### [The problem]
Where does the string "views" appear? Copy every line of the entries below that holds it.

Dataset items
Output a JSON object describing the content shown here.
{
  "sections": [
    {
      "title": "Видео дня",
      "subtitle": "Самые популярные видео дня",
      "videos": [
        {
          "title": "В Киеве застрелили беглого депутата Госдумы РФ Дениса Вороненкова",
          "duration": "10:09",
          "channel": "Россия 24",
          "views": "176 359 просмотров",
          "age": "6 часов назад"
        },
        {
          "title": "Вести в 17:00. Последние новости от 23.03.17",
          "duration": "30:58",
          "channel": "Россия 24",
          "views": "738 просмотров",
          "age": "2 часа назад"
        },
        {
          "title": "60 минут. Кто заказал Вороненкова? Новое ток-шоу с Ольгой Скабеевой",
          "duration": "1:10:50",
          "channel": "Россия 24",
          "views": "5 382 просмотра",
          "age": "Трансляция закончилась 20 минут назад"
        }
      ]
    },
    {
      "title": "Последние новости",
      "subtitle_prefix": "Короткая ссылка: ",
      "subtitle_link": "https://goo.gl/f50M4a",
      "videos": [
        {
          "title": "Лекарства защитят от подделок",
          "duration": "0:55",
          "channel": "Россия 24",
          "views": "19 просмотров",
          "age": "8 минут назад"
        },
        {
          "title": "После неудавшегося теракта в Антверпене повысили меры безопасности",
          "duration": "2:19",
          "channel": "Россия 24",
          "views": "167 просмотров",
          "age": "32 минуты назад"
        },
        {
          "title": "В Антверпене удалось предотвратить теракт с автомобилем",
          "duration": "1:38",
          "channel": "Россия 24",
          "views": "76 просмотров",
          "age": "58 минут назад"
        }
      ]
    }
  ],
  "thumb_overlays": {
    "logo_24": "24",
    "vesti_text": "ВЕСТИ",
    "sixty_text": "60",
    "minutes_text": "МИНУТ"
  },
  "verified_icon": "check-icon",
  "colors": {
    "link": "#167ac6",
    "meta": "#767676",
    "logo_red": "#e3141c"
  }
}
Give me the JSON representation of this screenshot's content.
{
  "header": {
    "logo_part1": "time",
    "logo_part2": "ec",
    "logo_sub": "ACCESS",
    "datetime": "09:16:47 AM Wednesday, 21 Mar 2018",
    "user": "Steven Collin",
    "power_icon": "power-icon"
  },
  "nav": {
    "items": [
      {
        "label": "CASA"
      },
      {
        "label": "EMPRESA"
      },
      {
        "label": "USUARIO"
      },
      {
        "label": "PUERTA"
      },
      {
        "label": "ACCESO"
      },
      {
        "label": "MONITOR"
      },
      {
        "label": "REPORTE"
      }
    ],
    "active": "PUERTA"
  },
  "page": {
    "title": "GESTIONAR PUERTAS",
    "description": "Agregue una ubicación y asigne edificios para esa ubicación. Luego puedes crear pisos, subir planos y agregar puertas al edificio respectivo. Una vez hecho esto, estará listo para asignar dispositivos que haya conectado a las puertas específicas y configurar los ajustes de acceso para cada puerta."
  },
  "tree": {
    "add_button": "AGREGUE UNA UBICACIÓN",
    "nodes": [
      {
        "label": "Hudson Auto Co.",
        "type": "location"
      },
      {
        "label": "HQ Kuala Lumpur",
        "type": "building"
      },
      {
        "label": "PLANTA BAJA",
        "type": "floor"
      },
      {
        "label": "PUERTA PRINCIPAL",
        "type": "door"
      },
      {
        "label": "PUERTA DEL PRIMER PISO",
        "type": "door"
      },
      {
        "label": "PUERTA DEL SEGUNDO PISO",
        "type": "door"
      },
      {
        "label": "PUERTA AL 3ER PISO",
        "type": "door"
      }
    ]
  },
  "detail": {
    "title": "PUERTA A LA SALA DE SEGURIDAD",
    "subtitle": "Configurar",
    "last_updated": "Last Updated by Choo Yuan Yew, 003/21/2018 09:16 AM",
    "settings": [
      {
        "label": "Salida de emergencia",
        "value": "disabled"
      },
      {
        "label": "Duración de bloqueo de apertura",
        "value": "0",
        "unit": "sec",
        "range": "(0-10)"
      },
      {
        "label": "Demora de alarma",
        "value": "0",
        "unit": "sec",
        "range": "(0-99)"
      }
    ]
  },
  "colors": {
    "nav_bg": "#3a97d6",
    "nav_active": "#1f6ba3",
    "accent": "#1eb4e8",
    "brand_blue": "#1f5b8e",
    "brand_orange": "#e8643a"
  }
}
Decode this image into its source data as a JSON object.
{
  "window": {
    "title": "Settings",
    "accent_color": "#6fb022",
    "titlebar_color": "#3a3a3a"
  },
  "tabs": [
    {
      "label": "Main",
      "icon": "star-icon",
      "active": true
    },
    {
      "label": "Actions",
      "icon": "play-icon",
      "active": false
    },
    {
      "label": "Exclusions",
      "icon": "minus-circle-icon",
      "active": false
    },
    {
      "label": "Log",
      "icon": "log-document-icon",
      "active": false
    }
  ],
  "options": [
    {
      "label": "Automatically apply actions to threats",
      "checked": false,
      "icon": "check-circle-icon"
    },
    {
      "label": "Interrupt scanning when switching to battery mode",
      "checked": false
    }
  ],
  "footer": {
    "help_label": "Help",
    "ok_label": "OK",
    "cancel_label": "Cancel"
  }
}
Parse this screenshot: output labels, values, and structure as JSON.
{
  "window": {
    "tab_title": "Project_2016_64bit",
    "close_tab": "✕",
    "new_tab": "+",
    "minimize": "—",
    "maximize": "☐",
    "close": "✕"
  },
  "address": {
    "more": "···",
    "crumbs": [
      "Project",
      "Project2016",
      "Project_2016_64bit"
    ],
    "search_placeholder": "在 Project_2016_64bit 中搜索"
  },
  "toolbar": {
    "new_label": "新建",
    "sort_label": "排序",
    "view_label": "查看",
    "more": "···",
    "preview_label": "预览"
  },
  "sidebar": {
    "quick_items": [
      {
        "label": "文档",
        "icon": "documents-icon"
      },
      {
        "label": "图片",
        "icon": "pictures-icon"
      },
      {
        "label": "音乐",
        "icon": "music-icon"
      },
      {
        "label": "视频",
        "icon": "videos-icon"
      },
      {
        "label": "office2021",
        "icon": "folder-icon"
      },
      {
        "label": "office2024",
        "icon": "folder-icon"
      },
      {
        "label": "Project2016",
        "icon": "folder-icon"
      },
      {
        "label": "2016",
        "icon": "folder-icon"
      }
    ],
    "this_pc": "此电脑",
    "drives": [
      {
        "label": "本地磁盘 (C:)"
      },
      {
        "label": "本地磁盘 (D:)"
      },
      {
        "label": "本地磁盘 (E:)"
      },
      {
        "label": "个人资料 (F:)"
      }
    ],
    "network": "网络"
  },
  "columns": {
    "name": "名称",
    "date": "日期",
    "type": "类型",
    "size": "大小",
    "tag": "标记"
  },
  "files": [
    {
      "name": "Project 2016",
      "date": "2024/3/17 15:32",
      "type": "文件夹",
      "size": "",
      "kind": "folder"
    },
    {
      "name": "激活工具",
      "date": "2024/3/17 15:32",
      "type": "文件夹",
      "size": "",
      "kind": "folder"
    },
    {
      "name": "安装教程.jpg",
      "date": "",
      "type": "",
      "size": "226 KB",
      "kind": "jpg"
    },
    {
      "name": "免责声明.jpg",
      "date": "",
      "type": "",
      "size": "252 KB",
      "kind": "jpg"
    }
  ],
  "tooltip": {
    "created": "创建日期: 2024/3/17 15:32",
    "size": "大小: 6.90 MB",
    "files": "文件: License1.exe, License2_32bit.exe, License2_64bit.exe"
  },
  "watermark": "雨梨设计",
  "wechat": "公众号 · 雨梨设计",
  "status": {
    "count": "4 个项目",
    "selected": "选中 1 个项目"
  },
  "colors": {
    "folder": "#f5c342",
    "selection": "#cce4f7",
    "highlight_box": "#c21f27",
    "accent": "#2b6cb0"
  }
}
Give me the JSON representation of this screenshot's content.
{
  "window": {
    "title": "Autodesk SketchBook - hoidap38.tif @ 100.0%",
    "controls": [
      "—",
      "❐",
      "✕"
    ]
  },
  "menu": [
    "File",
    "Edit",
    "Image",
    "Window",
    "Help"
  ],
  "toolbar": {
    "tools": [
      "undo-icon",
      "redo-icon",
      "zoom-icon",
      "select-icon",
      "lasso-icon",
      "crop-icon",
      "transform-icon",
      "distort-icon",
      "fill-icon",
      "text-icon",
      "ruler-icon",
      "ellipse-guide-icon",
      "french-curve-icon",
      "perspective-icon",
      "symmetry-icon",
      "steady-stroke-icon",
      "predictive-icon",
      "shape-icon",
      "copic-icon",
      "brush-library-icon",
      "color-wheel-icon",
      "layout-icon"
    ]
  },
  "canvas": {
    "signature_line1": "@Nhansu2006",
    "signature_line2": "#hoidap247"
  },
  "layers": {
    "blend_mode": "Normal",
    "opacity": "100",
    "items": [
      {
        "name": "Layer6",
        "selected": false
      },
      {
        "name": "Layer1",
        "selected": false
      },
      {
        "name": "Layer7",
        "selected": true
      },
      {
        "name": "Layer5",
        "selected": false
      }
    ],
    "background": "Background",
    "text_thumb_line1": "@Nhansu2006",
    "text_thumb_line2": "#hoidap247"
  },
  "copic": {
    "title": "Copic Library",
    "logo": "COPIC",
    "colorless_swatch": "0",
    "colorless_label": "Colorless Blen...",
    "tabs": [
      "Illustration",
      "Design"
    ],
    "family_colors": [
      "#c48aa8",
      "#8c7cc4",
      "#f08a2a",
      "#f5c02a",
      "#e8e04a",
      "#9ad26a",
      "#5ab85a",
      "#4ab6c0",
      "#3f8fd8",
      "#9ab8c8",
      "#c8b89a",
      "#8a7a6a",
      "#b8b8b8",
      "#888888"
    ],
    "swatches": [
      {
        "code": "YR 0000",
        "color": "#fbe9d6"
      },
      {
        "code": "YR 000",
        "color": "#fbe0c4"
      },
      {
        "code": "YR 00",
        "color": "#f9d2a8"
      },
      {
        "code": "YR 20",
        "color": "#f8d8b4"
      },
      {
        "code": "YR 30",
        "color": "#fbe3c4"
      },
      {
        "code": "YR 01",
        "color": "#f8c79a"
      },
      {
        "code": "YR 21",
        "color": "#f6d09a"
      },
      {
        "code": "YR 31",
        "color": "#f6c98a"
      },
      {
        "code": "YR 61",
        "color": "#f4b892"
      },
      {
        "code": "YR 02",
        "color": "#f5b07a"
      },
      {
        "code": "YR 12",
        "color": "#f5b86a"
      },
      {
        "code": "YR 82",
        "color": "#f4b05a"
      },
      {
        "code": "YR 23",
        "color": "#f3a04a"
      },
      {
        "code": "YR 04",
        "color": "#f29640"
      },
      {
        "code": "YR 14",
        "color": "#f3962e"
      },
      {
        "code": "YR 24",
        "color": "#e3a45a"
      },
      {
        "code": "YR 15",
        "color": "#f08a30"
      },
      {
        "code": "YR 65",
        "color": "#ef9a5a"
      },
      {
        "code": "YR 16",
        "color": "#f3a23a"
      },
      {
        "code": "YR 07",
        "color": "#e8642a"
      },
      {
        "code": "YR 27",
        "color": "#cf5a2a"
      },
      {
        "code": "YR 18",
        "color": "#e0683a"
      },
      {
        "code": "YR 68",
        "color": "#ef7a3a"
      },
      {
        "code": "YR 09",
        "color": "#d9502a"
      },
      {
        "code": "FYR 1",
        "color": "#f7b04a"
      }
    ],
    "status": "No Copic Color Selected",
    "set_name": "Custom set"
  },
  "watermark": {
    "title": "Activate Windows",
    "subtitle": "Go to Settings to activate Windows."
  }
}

### [Task output]
          "views": "176 359 просмотров",
          "views": "738 просмотров",
          "views": "5 382 просмотра",
          "views": "19 просмотров",
          "views": "167 просмотров",
          "views": "76 просмотров",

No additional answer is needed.